The talk was a part of the “Last Lecture” series held by the Mortar Board, a national honor society for students who have distinguished ability in scholarship and leadership. The lecture series gives professors to speak to students as though this was their last opportunity. “I like to think that people come into this world with a sack of stuff over their shoulders, and the journey of life is about meeting people and opening up [their] bag of stuff and trading,” Tobias said.

This philosophy, part of Tobias’ Interactive Paradigm, which expresses the importance of mutual benefit through cooperation and trade, is the key to “doing well and doing good.” The Interactive Paradigm is the third of Tobias’ Three Paradigms that hinder our ability to do good and do well.

The Individual Deficiency Paradigm, the second of the three, describes the human fault of focusing on the deficiencies or bad qualities of others instead of seeing the benefits that an individual can offer. The paradigm emphasizes a need for cooperation and sense of community.

“Many people think of community as the underpinning of the idea of doing good; people work best in groups,” Tobias said. This idea of interdependency is the key to understanding and overcoming the individual deficiency paradigm.

Interdependency can be applied to success in business, as well.
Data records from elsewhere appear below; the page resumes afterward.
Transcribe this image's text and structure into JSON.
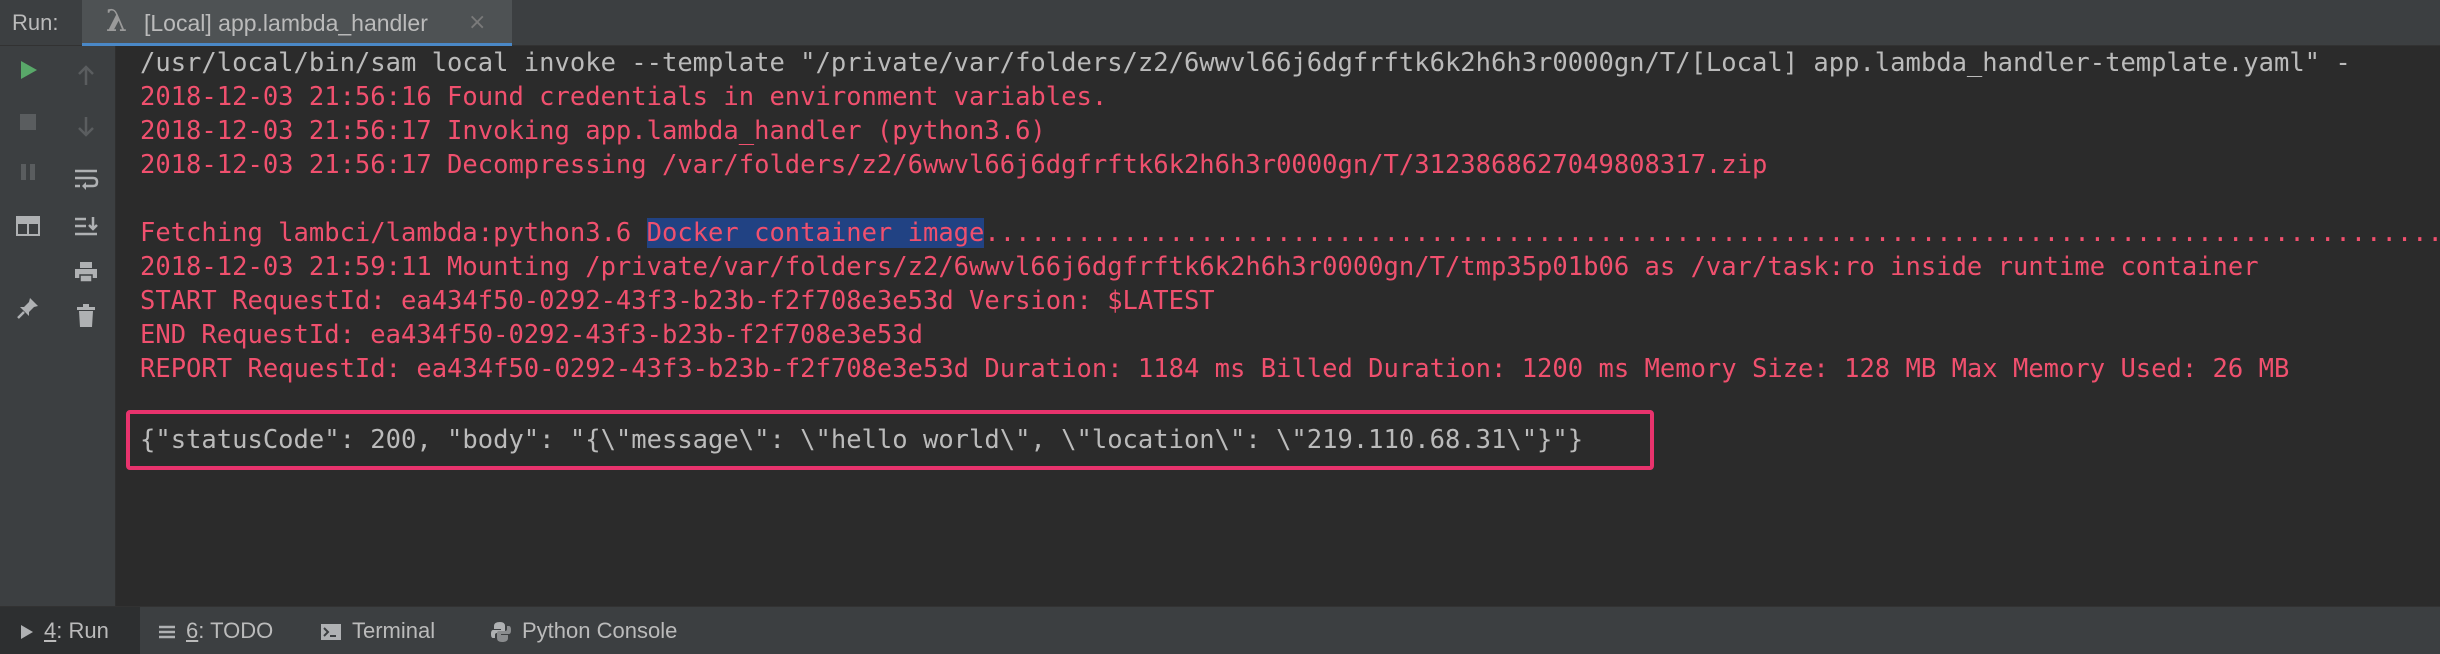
{
  "tool_window": {
    "run_label": "Run:",
    "tab": {
      "title": "[Local] app.lambda_handler",
      "close": "×"
    }
  },
  "console": {
    "lines": [
      "/usr/local/bin/sam local invoke --template \"/private/var/folders/z2/6wwvl66j6dgfrftk6k2h6h3r0000gn/T/[Local] app.lambda_handler-template.yaml\" -",
      "2018-12-03 21:56:16 Found credentials in environment variables.",
      "2018-12-03 21:56:17 Invoking app.lambda_handler (python3.6)",
      "2018-12-03 21:56:17 Decompressing /var/folders/z2/6wwvl66j6dgfrftk6k2h6h3r0000gn/T/3123868627049808317.zip",
      "2018-12-03 21:59:11 Mounting /private/var/folders/z2/6wwvl66j6dgfrftk6k2h6h3r0000gn/T/tmp35p01b06 as /var/task:ro inside runtime container",
      "START RequestId: ea434f50-0292-43f3-b23b-f2f708e3e53d Version: $LATEST",
      "END RequestId: ea434f50-0292-43f3-b23b-f2f708e3e53d",
      "REPORT RequestId: ea434f50-0292-43f3-b23b-f2f708e3e53d Duration: 1184 ms Billed Duration: 1200 ms Memory Size: 128 MB Max Memory Used: 26 MB",
      "{\"statusCode\": 200, \"body\": \"{\\\"message\\\": \\\"hello world\\\", \\\"location\\\": \\\"219.110.68.31\\\"}\"}"
    ],
    "fetch_line": {
      "prefix": "Fetching lambci/lambda:python3.6 ",
      "selected": "Docker container image",
      "suffix": "................................................................................................................................................"
    }
  },
  "bottom_tabs": [
    {
      "num": "4",
      "label": ": Run"
    },
    {
      "num": "6",
      "label": ": TODO"
    },
    {
      "label": "Terminal"
    },
    {
      "label": "Python Console"
    }
  ],
  "colors": {
    "error_red": "#f0506e",
    "highlight_box": "#e8336d",
    "selection": "#214283",
    "run_green": "#59a869"
  }
}
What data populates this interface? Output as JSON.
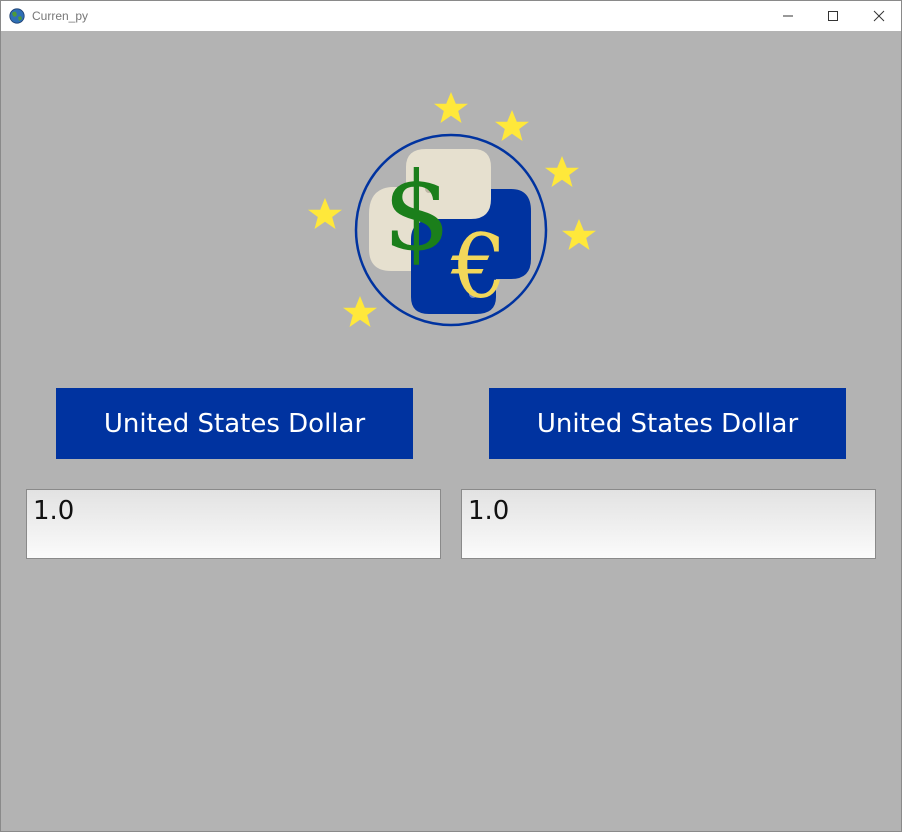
{
  "window": {
    "title": "Curren_py"
  },
  "logo": {
    "dollar_symbol": "$",
    "euro_symbol": "€",
    "icon": "python-currency-logo-icon",
    "colors": {
      "star": "#ffe83a",
      "dollar": "#1b7f1b",
      "euro": "#f2d75a",
      "ring": "#0033a0",
      "python_light": "#e6e0cf",
      "python_dark": "#0033a0"
    }
  },
  "converter": {
    "from_currency_label": "United States Dollar",
    "to_currency_label": "United States Dollar",
    "from_amount": "1.0",
    "to_amount": "1.0"
  },
  "colors": {
    "background": "#b3b3b3",
    "button": "#0033a0",
    "button_text": "#ffffff"
  }
}
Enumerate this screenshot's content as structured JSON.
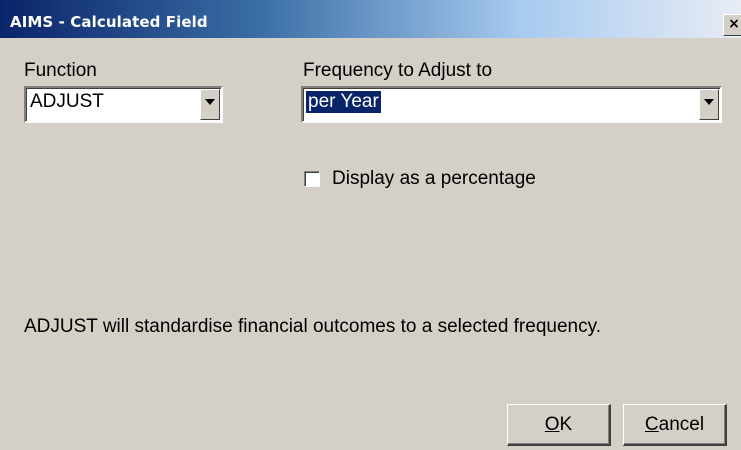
{
  "window": {
    "title": "AIMS - Calculated Field",
    "close_glyph": "×"
  },
  "function_field": {
    "label": "Function",
    "value": "ADJUST",
    "icon": "chevron-down-icon"
  },
  "frequency_field": {
    "label": "Frequency to Adjust to",
    "value": "per Year",
    "icon": "chevron-down-icon"
  },
  "percentage_option": {
    "label": "Display as a percentage",
    "checked": false
  },
  "description": "ADJUST will standardise financial outcomes to a selected frequency.",
  "buttons": {
    "ok": {
      "accel": "O",
      "rest": "K"
    },
    "cancel": {
      "accel": "C",
      "rest": "ancel"
    }
  },
  "colors": {
    "dialog_bg": "#d4d0c8",
    "title_gradient_start": "#0a246a",
    "selection_bg": "#0a246a"
  }
}
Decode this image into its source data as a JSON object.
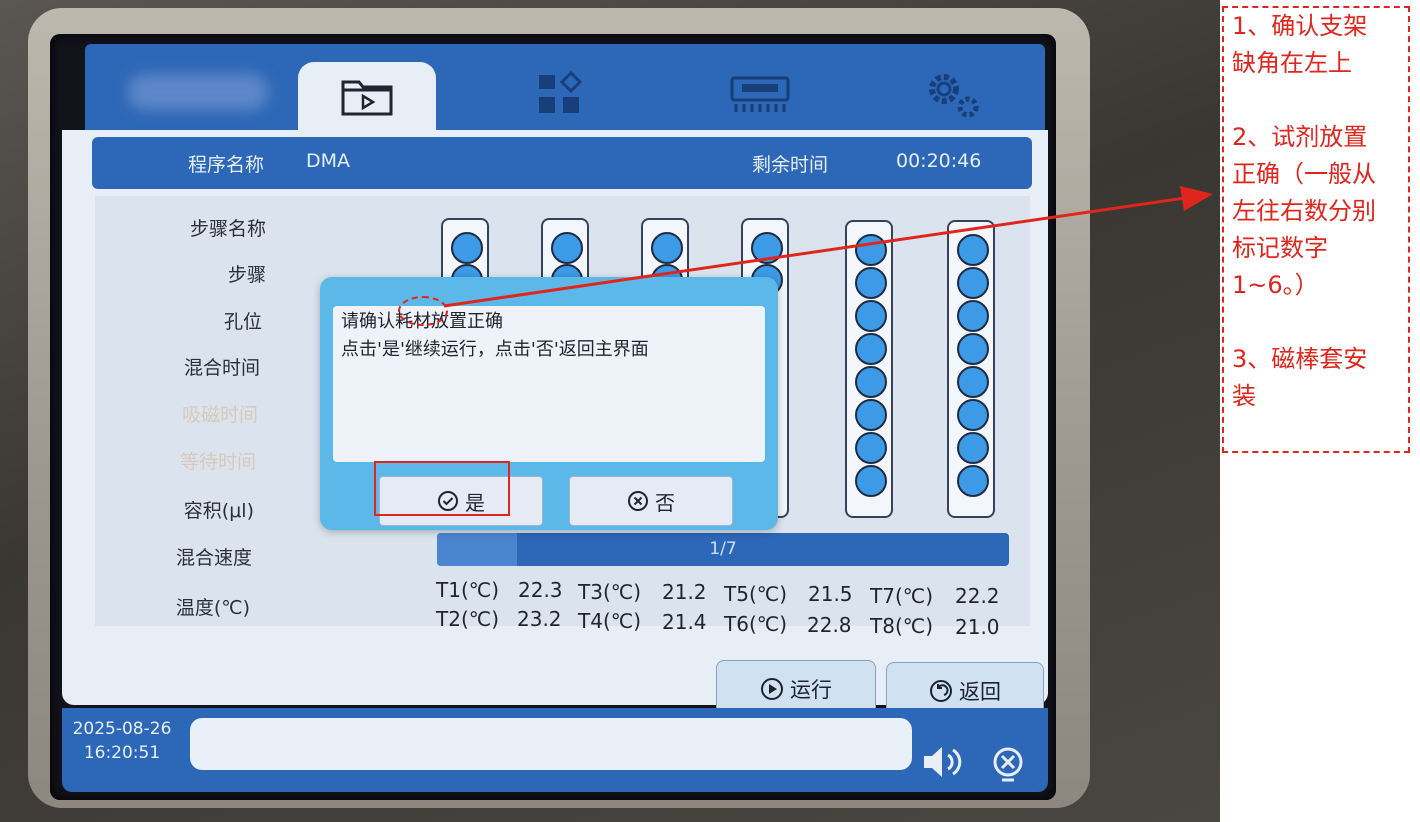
{
  "status": {
    "program_label": "程序名称",
    "program_value": "DMA",
    "remaining_label": "剩余时间",
    "remaining_value": "00:20:46"
  },
  "params": [
    "步骤名称",
    "步骤",
    "孔位",
    "混合时间",
    "吸磁时间",
    "等待时间",
    "容积(μl)",
    "混合速度",
    "温度(℃)"
  ],
  "progress": {
    "text": "1/7",
    "fraction": 0.14
  },
  "temperatures": {
    "row1": [
      "T1(℃)",
      "22.3",
      "T3(℃)",
      "21.2",
      "T5(℃)",
      "21.5",
      "T7(℃)",
      "22.2"
    ],
    "row2": [
      "T2(℃)",
      "23.2",
      "T4(℃)",
      "21.4",
      "T6(℃)",
      "22.8",
      "T8(℃)",
      "21.0"
    ]
  },
  "buttons": {
    "run": "运行",
    "back": "返回"
  },
  "footer": {
    "date": "2025-08-26",
    "time": "16:20:51"
  },
  "dialog": {
    "line1": "请确认耗材放置正确",
    "line2": "点击'是'继续运行，点击'否'返回主界面",
    "yes": "是",
    "no": "否"
  },
  "annotation": {
    "item1": "1、确认支架\n缺角在左上",
    "item2": "2、试剂放置\n正确（一般从\n左往右数分别\n标记数字\n1~6。）",
    "item3": "3、磁棒套安\n装"
  },
  "colors": {
    "accent": "#2d67b7",
    "dialog": "#5bb8e8",
    "annotation": "#e0251c"
  },
  "icons": [
    "folder-play-icon",
    "grid-icon",
    "instrument-icon",
    "settings-gears-icon",
    "play-icon",
    "return-icon",
    "speaker-icon",
    "close-icon",
    "check-icon",
    "cancel-icon"
  ]
}
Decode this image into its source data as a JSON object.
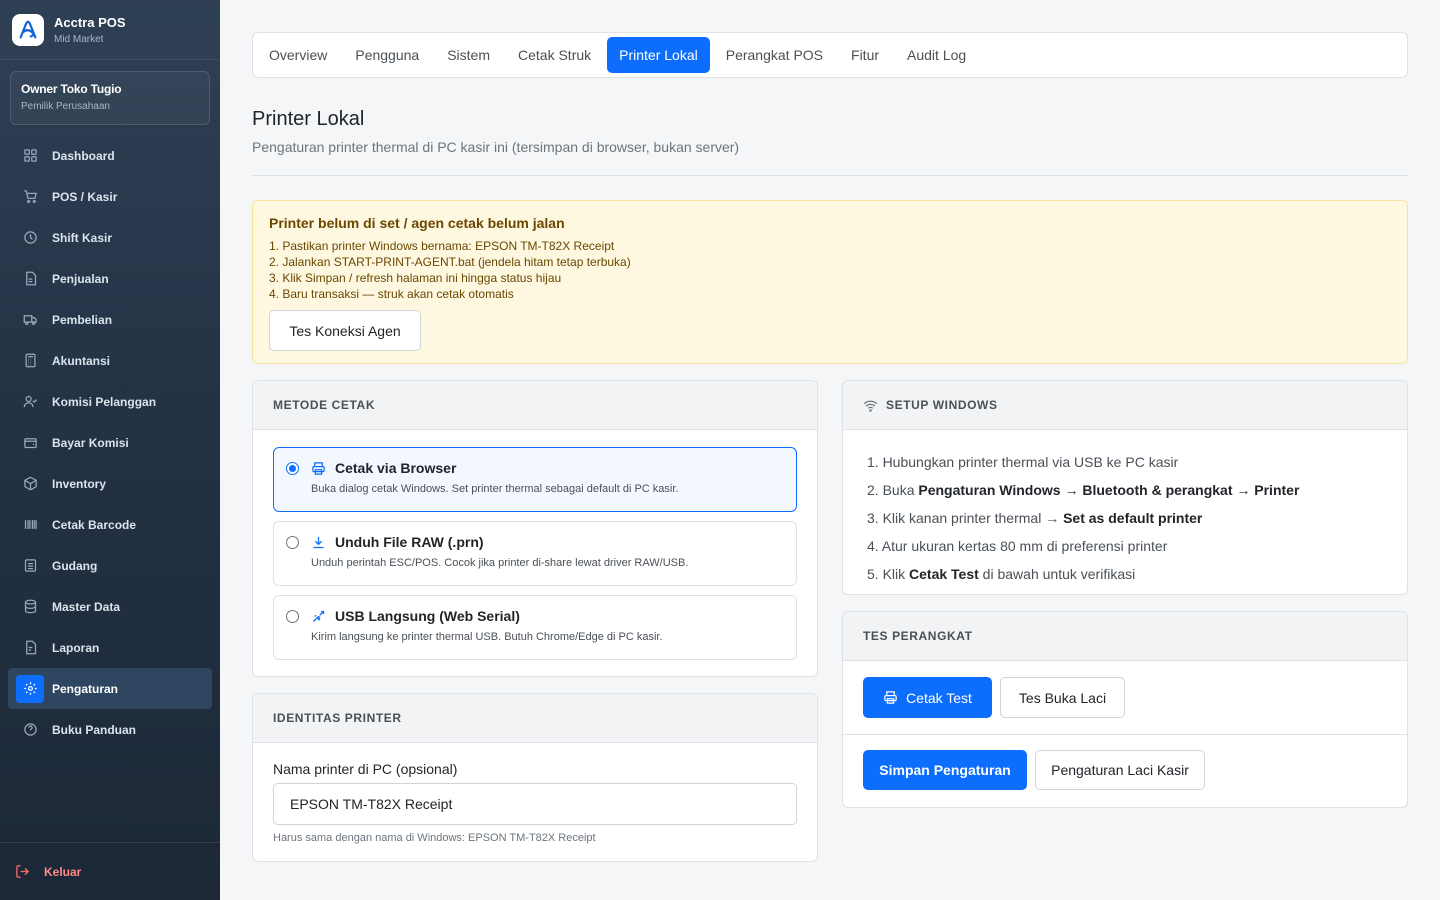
{
  "brand": {
    "name": "Acctra POS",
    "sub": "Mid Market"
  },
  "user": {
    "name": "Owner Toko Tugio",
    "role": "Pemilik Perusahaan"
  },
  "nav": {
    "items": [
      {
        "label": "Dashboard",
        "icon": "grid-icon"
      },
      {
        "label": "POS / Kasir",
        "icon": "cart-icon"
      },
      {
        "label": "Shift Kasir",
        "icon": "clock-icon"
      },
      {
        "label": "Penjualan",
        "icon": "document-icon"
      },
      {
        "label": "Pembelian",
        "icon": "truck-icon"
      },
      {
        "label": "Akuntansi",
        "icon": "calculator-icon"
      },
      {
        "label": "Komisi Pelanggan",
        "icon": "user-check-icon"
      },
      {
        "label": "Bayar Komisi",
        "icon": "wallet-icon"
      },
      {
        "label": "Inventory",
        "icon": "box-icon"
      },
      {
        "label": "Cetak Barcode",
        "icon": "barcode-icon"
      },
      {
        "label": "Gudang",
        "icon": "warehouse-icon"
      },
      {
        "label": "Master Data",
        "icon": "database-icon"
      },
      {
        "label": "Laporan",
        "icon": "report-icon"
      },
      {
        "label": "Pengaturan",
        "icon": "gear-icon",
        "active": true
      },
      {
        "label": "Buku Panduan",
        "icon": "help-icon"
      }
    ],
    "logout": "Keluar"
  },
  "tabs": [
    "Overview",
    "Pengguna",
    "Sistem",
    "Cetak Struk",
    "Printer Lokal",
    "Perangkat POS",
    "Fitur",
    "Audit Log"
  ],
  "active_tab": "Printer Lokal",
  "page": {
    "title": "Printer Lokal",
    "subtitle": "Pengaturan printer thermal di PC kasir ini (tersimpan di browser, bukan server)"
  },
  "alert": {
    "title": "Printer belum di set / agen cetak belum jalan",
    "steps": [
      "1. Pastikan printer Windows bernama: EPSON TM-T82X Receipt",
      "2. Jalankan START-PRINT-AGENT.bat (jendela hitam tetap terbuka)",
      "3. Klik Simpan / refresh halaman ini hingga status hijau",
      "4. Baru transaksi — struk akan cetak otomatis"
    ],
    "button": "Tes Koneksi Agen"
  },
  "metode": {
    "heading": "METODE CETAK",
    "options": [
      {
        "title": "Cetak via Browser",
        "desc": "Buka dialog cetak Windows. Set printer thermal sebagai default di PC kasir.",
        "icon": "printer-icon",
        "selected": true
      },
      {
        "title": "Unduh File RAW (.prn)",
        "desc": "Unduh perintah ESC/POS. Cocok jika printer di-share lewat driver RAW/USB.",
        "icon": "download-icon",
        "selected": false
      },
      {
        "title": "USB Langsung (Web Serial)",
        "desc": "Kirim langsung ke printer thermal USB. Butuh Chrome/Edge di PC kasir.",
        "icon": "usb-icon",
        "selected": false
      }
    ]
  },
  "identitas": {
    "heading": "IDENTITAS PRINTER",
    "label": "Nama printer di PC (opsional)",
    "value": "EPSON TM-T82X Receipt",
    "hint": "Harus sama dengan nama di Windows: EPSON TM-T82X Receipt"
  },
  "setup": {
    "heading": "SETUP WINDOWS",
    "steps": [
      {
        "pre": "1. Hubungkan printer thermal via USB ke PC kasir",
        "bold": "",
        "post": ""
      },
      {
        "pre": "2. Buka ",
        "bold": "Pengaturan Windows → Bluetooth & perangkat → Printer",
        "post": ""
      },
      {
        "pre": "3. Klik kanan printer thermal → ",
        "bold": "Set as default printer",
        "post": ""
      },
      {
        "pre": "4. Atur ukuran kertas 80 mm di preferensi printer",
        "bold": "",
        "post": ""
      },
      {
        "pre": "5. Klik ",
        "bold": "Cetak Test",
        "post": " di bawah untuk verifikasi"
      }
    ]
  },
  "tes": {
    "heading": "TES PERANGKAT",
    "cetak_test": "Cetak Test",
    "buka_laci": "Tes Buka Laci",
    "simpan": "Simpan Pengaturan",
    "laci": "Pengaturan Laci Kasir"
  },
  "colors": {
    "primary": "#0d6efd",
    "sidebar": "#243245",
    "alert_bg": "#fff8e1"
  }
}
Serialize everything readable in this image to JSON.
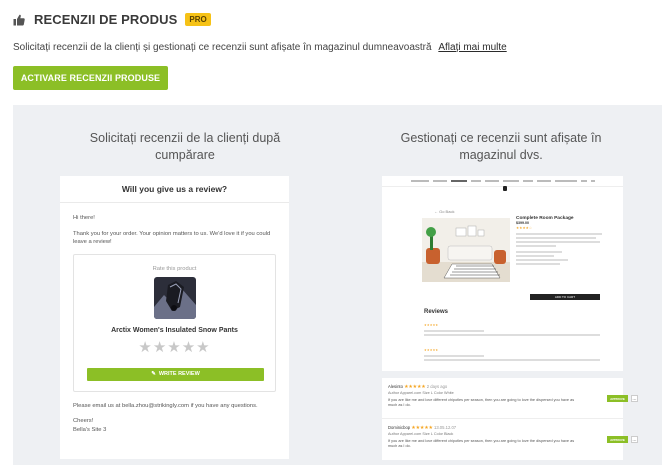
{
  "header": {
    "icon": "thumbs-up-icon",
    "title": "RECENZII DE PRODUS",
    "badge": "PRO"
  },
  "description": {
    "text": "Solicitați recenzii de la clienți și gestionați ce recenzii sunt afișate în magazinul dumneavoastră",
    "link": "Aflați mai multe"
  },
  "activate_button": "ACTIVARE RECENZII PRODUSE",
  "left_column": {
    "title": "Solicitați recenzii de la clienți după cumpărare",
    "email": {
      "heading": "Will you give us a review?",
      "greeting": "Hi there!",
      "intro": "Thank you for your order. Your opinion matters to us. We'd love it if you could leave a review!",
      "card": {
        "rate_label": "Rate this product",
        "product_name": "Arctix Women's Insulated Snow Pants",
        "stars": "★★★★★",
        "button": "WRITE REVIEW"
      },
      "questions": "Please email us at bella.zhou@strikingly.com if you have any questions.",
      "sign_off": "Cheers!",
      "signature": "Bella's Site 3"
    }
  },
  "right_column": {
    "title": "Gestionați ce recenzii sunt afișate în magazinul dvs.",
    "store": {
      "back_link": "← Go Back",
      "product_title": "Complete Room Package",
      "price": "$399.00",
      "add_to_cart": "ADD TO CART",
      "reviews_heading": "Reviews"
    },
    "reviews": [
      {
        "author": "Alesinto",
        "stars": "★★★★★",
        "date": "2 days ago",
        "meta": "Author Apparel.com   Size L   Color White",
        "text": "If you are like me and love different chipotles per season, then you are going to love the dispersed you have as much as I do.",
        "approve": "APPROVE",
        "more": "..."
      },
      {
        "author": "Dominicbop",
        "stars": "★★★★★",
        "date": "13.05.12.07",
        "meta": "Author Apparel.com   Size L   Color Black",
        "text": "If you are like me and love different chipotles per season, then you are going to love the dispersed you have as much as I do.",
        "approve": "APPROVE",
        "more": "..."
      }
    ]
  },
  "colors": {
    "accent_green": "#8cbf26",
    "pro_badge": "#f6c216",
    "panel_bg": "#eef0f3",
    "star": "#f5a623"
  }
}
What Tobias calls pragmatic business centers around the idea that people should integrate personal values with business values, and requires congruence between people’s needs and their own.

The Social Dysfunctional Paradigm explains the fault in criticizing various organizations, governments or other sources of power by failing to take an active role in changing them. Tobias, currently the director of the Community and Rural Development Institute, shared his own difficulties with finding a career which would allow him to both succeed financially and make charitable contributions to others, a difficulty which caused him to switch from job to job.

“You cannot feel entirely satisfied until you start to get equity in a relationship” whether it be business, or community. Success, therefore, is “not necessarily about picking the right job.”

Many students abide by the philosophy that working hard helps one acquire more opportunities. Tobias, however, believes that more choices are a “curse.” Given enough time, we could do many things, and have many choices, but doing good and doing well depend on how we see opportunities, and not necessarily how many we have.

According to Tobias, philanthropy has become something that some do simply because it has been encouraged by society. Today, 89 percent of households in the United Sates make charitable donations, and 44 percent of the population engages in volunteer activity which accounts for approximately $228 billion in volunteer time.

Success lies in doing well and doing good. If given the opportunity to express famous last words to Cornellians, Tobias’s would be “lead with your heart, not your degree.”

Archived article by Sanika Kulkarni
Sun Contributor